Round Challah

Tina Wasserman
Recipe by
Tina Wasserman

Normally, two loaves of elongated challah are served for Shabbat, but for the High Holidays a round challah, sometimes containing raisins, is customary. The round challah is fraught with meaning. It is symbolic of the crown of God, our Sovereign; it represents a year filled with neverending good. A ladder of dough placed on top represents the question of who will ascend or descend in health or wealth in the coming year. A lesser known custom is to bake the challah in the shape of a bird, based on Isaiah 31:5, “As hovering birds, so will the Eternal protect Jerusalem.”

Moist, cake-like challah is a big hit at my Rosh HaShanah open house. Divide the dough into two-thirds and one-third to make two loaves, but never use all the dough to make one giant crown, or the center will surely be raw after the normal baking time is reached.

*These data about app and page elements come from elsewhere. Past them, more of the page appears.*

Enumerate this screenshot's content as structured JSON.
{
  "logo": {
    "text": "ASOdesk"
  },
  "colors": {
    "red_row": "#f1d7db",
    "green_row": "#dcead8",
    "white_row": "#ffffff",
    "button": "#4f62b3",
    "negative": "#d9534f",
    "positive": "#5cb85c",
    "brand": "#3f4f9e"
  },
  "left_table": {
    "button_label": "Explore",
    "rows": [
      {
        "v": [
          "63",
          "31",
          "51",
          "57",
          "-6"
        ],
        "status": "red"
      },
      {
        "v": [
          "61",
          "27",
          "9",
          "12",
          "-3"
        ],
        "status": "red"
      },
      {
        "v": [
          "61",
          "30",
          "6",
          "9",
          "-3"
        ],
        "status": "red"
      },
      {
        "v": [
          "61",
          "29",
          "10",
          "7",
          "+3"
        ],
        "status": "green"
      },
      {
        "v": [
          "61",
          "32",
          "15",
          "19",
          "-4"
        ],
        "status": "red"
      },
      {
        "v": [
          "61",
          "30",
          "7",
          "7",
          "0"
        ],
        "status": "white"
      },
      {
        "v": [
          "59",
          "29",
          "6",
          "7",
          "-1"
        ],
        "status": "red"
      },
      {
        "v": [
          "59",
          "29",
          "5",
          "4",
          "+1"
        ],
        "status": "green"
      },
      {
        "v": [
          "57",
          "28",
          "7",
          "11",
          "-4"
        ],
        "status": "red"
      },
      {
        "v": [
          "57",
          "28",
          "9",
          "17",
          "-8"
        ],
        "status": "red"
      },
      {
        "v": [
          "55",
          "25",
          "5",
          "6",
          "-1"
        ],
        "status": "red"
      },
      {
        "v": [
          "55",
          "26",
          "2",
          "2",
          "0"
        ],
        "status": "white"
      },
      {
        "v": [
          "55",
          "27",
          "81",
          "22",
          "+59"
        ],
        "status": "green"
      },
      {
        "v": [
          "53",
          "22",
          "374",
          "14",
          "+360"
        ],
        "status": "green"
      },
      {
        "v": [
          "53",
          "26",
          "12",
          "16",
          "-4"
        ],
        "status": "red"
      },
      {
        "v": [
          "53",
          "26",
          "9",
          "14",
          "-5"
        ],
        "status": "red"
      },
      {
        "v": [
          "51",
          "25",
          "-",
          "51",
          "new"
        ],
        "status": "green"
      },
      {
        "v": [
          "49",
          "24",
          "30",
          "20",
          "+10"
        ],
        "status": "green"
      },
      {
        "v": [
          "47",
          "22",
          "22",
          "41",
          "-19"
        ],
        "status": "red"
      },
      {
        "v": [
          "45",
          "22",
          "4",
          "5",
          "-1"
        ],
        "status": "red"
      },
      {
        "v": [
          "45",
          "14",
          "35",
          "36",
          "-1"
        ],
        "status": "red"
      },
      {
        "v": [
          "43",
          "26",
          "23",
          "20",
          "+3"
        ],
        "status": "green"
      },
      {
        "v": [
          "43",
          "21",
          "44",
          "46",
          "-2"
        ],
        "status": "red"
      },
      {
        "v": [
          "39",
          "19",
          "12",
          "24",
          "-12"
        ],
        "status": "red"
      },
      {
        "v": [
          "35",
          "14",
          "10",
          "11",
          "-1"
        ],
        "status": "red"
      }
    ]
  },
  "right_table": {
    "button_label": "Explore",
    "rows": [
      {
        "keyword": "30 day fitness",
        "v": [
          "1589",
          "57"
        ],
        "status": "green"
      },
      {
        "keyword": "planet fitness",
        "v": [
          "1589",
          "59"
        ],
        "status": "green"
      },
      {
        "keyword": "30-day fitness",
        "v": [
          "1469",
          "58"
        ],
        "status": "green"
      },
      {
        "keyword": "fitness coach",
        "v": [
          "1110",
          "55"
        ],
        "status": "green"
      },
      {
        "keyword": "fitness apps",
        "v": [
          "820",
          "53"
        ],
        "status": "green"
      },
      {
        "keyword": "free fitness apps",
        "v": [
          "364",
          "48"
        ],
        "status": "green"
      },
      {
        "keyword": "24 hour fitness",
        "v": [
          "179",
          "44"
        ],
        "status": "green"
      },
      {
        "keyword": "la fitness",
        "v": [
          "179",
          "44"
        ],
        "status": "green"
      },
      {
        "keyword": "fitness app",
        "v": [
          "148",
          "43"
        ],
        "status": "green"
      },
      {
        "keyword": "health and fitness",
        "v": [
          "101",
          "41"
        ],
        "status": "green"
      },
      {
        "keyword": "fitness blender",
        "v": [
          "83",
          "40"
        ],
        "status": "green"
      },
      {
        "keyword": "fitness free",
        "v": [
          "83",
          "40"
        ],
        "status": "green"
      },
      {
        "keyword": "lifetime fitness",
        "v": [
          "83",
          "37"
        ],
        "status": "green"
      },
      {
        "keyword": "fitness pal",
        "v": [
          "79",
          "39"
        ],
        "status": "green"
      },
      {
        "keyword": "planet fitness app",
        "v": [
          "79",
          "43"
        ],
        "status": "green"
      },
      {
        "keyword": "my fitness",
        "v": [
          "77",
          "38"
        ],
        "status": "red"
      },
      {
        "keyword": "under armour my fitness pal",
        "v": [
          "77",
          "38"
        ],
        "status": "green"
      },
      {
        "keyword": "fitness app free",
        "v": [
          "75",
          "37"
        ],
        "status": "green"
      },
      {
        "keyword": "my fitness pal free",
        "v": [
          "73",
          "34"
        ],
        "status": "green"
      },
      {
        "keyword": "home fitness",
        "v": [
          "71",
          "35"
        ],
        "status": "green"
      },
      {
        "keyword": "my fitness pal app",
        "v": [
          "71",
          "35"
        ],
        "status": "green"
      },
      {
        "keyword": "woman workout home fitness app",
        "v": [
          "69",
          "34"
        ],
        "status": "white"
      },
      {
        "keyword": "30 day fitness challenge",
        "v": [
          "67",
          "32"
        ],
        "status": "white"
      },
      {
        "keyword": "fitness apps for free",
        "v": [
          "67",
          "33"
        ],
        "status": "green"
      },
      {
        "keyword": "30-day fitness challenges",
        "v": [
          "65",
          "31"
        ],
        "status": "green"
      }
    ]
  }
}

7–8 cups bread flour, divided use
2 packages rapid rise yeast
1 1/2 cups water
2 sticks pareve margarine, butter, or 1/2 cup oil and 1 stick margarine
1/4 teaspoon yellow food coloring
3/4 cup sugar
2 tablespoons poppy seeds (optional)
1 tablespoon salt
4 large eggs
1 cup raisins (optional)
Egg wash: 1 egg mixed with 1 tablespoon water
  1. In a large mixer bowl combine 6 cups of the flour and the yeast. Stir to combine.
  2. Heat the water, margarine, food coloring, sugar, poppy seeds, and salt in a saucepan until very warm (140°F). Water should be uncomfortably hot to your finger but not hot enough to burn you. (It will feel like hot tap water.)
  3. Add the warm liquid mixture to the flour while the mixer is on low. As the liquid is being incorporated, add the eggs. Mix thoroughly.
  4. Gradually add the remaining flour only until a fairly firm dough is formed. This process should take about 7 minutes whether you are using the dough hook on your mixer or are kneading it by hand. The mixture will be satiny smooth.
  5. Preheat your oven to 400°F for 1 minute. Lightly grease a bowl with some oil, and turn the dough in the bowl to oil all sides. Cover with plastic wrap and place in the turned off oven until doubled in size, about 30–45 minutes.
  6. Punch down the dough and divide in half or in thirds. Roll each piece into a rope about 15 inches long. Hold one end 2 inches above the work surface and wrap the rest of the dough around it to make a large coil. Pinch the ends together to prevent unraveling while baking. Place the formed breads on parchment-lined or greased cookie sheets, and let rise in the previously warmed oven until light and doubled, about 25 minutes.
  7. Remove loaves from oven and reduce to 375°F. Brush the tops of the loaves with the egg wash and bake for 25–35 minutes, depending on the size of the loaves. When the bread is done, it will be golden brown and have a hollow sound when tapped.

Additional Notes
  • As no amount of eggs will make the challah look golden, coloring is added. You can substitute 1/8 teaspoon saffron or turmeric for color.
  • The amount of flour you use will be directly related to the weather; on dry, wintry days you will need less flour than on a rainy spring day, because the cold dry air will make the dough drier and the moist air in spring will require more flour to absorb the extra moisture. The amount of flour is dictated by the feel of the dough.
  • To let the dough rise overnight, spoon 1 tablespoon of oil inside a 2-gallon ziplock bag and rub to distribute. Place the dough in the bag, squeeze out any excess air, seal, and place in the refrigerator overnight. In the morning, remove the bag from the refrigerator and let it sit at room temperature for 30 minutes before proceeding with step 6.
  • Never cut bread hot from the oven. The steam will cause the knife to drag through the loaf and mat the dough together.